REVIEW: “Love and Dearth and the Star that Shall Not Be Named: Kom’s Story” by James Gunn

Review of James Gunn, “Love and Dearth and the Star that Shall Not Be Named: Kom’s Story”, Asimov’s Science Fiction November/December (2017): 118-125 — Purchase Here. Reviewed by Kiera Lesley.

This story is part of a series of tie-in pieces for James Gunn’s Transcendental trilogy of novels. Each tells the backstory of one character in the novels and how they came to seek the Transcendental Machine central to the novels.

A nice angle on a first contact story. Kom, a Sirian, encounters a human named Sam floating in an escape capsule near the star that his people hold to be the place where paradise for the dead is located. In learning to communicate with Sam, Kom describes the history, creation myths, culture and procreating practices of his planet and species. These conversations with Sam prompt Kom to think differently about these things and reconsider his life trajectory.

I really liked the mythology of this piece. Kom’s tales of the star that shall not be named and the beliefs attached to it by his people – the Ranians – are beautiful. I also enjoyed Kom and Sam’s conversations and the internal revelations this invoked in Kom. The shifts between recollections, current events, and creation myths are handled well, too.

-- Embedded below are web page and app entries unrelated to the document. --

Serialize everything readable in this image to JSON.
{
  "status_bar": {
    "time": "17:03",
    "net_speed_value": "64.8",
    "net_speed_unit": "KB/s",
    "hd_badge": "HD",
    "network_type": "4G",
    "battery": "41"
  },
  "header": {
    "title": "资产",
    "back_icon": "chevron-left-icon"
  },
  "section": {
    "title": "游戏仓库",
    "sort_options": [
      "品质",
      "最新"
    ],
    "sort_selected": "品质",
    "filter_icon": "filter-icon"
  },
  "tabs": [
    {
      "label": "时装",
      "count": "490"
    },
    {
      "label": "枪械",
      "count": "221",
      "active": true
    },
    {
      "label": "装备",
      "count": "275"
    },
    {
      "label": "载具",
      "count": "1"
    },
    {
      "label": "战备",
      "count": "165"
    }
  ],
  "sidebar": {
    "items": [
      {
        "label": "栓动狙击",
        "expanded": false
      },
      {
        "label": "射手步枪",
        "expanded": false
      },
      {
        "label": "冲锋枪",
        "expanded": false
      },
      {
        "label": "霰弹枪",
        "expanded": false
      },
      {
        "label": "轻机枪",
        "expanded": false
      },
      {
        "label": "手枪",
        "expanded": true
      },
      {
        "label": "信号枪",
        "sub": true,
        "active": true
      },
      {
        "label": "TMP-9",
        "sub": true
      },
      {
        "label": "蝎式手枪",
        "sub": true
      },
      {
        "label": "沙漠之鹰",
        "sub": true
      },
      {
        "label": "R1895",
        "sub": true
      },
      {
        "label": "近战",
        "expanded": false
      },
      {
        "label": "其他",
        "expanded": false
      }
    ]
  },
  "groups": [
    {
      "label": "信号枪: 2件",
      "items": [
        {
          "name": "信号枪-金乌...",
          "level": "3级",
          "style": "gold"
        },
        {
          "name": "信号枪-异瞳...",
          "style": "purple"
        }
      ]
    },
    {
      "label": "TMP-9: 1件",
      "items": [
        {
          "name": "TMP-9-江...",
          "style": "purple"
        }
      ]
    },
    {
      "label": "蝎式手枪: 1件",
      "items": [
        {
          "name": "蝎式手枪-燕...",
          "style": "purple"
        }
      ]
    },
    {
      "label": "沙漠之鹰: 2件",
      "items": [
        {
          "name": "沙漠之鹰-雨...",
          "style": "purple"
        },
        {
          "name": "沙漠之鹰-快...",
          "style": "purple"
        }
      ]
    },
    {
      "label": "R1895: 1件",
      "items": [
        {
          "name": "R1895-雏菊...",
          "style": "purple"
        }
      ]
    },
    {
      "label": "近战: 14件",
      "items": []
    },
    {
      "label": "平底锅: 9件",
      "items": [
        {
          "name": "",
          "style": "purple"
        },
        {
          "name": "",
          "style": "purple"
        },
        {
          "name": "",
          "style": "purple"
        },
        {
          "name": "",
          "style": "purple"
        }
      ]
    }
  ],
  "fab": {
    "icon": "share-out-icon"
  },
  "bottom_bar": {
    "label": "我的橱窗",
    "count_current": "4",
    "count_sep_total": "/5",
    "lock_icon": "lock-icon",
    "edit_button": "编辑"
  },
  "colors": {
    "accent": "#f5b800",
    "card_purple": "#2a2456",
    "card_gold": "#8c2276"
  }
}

However, as someone not familiar with the Transcendental novels I found the turn the story takes at the end to tie-in to the novel universe a bit abrupt. Where Kom was being sent to, why this was important, and Kom’s motivations for his quest for transcendence and the Transcendental Machine happened fast – within paragraphs – and weren’t clear to me. This left me unsatisfied with the ending. I suspect this is unlikely to be the case for a reader familiar with Gunn’s novels, but it did detract from this piece’s ability to stand on its own for me.